The rule of thumb for chain-lubrication frequency is to re-lube your chain once every 5 rides in dry/clean conditions, and every 2nd ride in wet or dusty conditions. Sound like a lot? We told you that you weren’t lubing your chain often enough!

To lube your chain, select the product that best suits your needs (consult your local bike shop for help with that!), and apply it as shown in the video. Don’t forget to wipe off the excess lube, as a greasy chain will attract more dirt.

Tri Flow chain lube

Tri Flow chain lube


Tri-Flow Chain Lube

LTP Part number:348200-01

MSRP: $9.99/bottle






Chain Stretch

Chains wear out. Two schools of thought concerning this phenomenon are:

a. Chains lasted longer back in the good old days of 3-speed drivetrains, or
b. You ride more than you used to, shift more than you used to, and are putting more power into your new drivetrain components becuase your entire bike isn’t flexing around you like a gigantic pool noodle.

There’s a really easy way to test whether you’ve managed to log enough riding time to warrant a new chain. Grab a Super B chain checker, and measure it! Simply slide the gauge onto the chain, and if it fits, that tells you that your chain is worn to that point, and needs replacing.

SuperB chain checker

SuperB chain checker


Super B Chain Wear Indicator

LTP Part number: 385087-01

MSRP: $13.99
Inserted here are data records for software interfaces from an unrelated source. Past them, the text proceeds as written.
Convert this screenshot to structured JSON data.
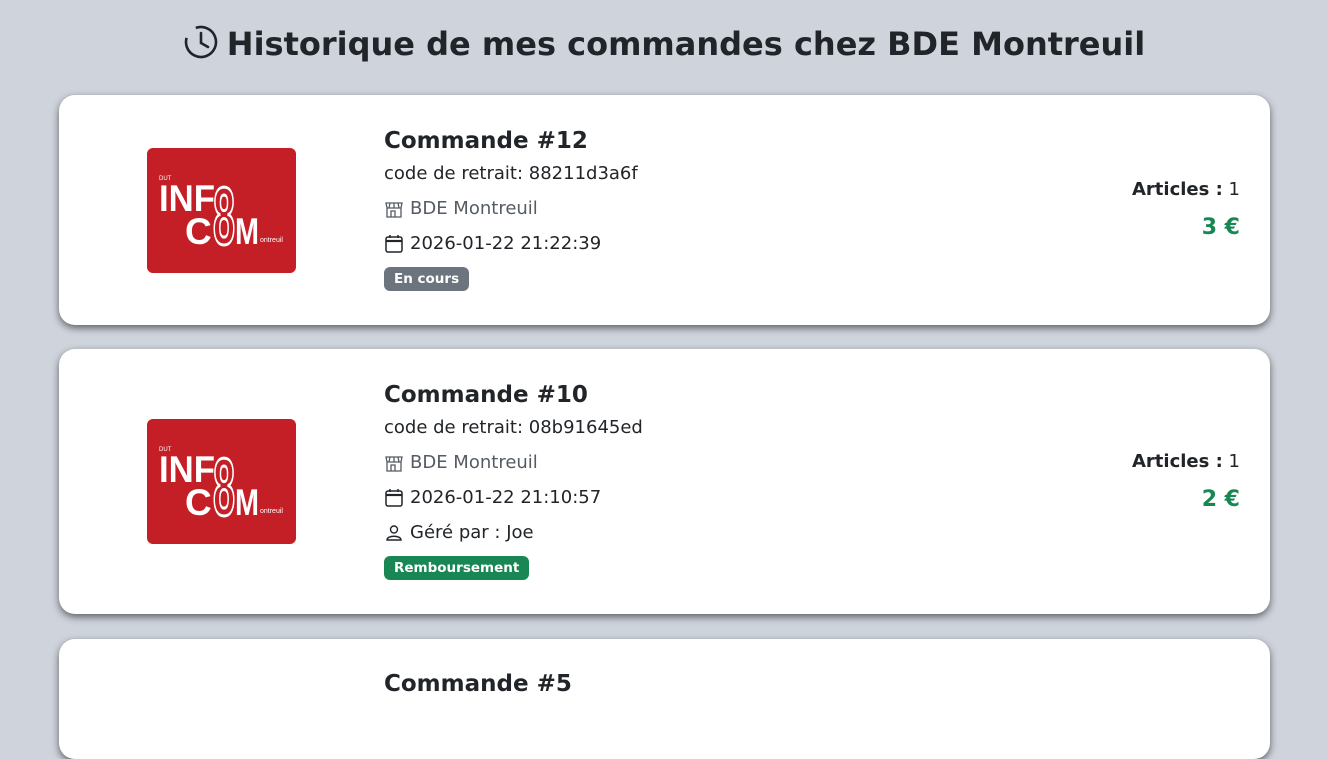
{
  "header": {
    "title": "Historique de mes commandes chez BDE Montreuil",
    "icon": "history-clock-icon"
  },
  "logo": {
    "top": "DUT",
    "line1": "INF",
    "line2": "C",
    "letter_m": "M",
    "sub": "ontreuil",
    "big_digit": "8",
    "color": "#c41e27"
  },
  "orders": [
    {
      "title": "Commande #12",
      "code": "code de retrait: 88211d3a6f",
      "shop": "BDE Montreuil",
      "date": "2026-01-22 21:22:39",
      "status": "En cours",
      "status_color": "#6c757d",
      "articles_label": "Articles :",
      "articles_count": "1",
      "price": "3 €"
    },
    {
      "title": "Commande #10",
      "code": "code de retrait: 08b91645ed",
      "shop": "BDE Montreuil",
      "date": "2026-01-22 21:10:57",
      "manager": "Géré par : Joe",
      "status": "Remboursement",
      "status_color": "#198754",
      "articles_label": "Articles :",
      "articles_count": "1",
      "price": "2 €"
    },
    {
      "title": "Commande #5"
    }
  ]
}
Remember that a worn/stretched chain will start to wear your drivetrain, causing it to skip, and requiring replacement. To save big bucks in the long-run, investing in a chain-checker is a simple way to stay on top of your chain’s lifespan. Generally one can expect to replace a chain 3 times before the whole drivetrain needs to be replaced. How long will your chain last? There are so many factors that need to be accounted for when judging chain life; mileage, maintenance, power output and shifting aggression among others. Some serious mountain and road riders will go through 2 or 3 chains a year, while many commuters replace chains a couple of times per decade.


Staying on top of your chain’s condition is vital to good overall bike maintenance. Taking care of your chain will save you time, energy and money later on! We hope you found these chain-maintenance tips helpful!


Derek Kidd BioFooter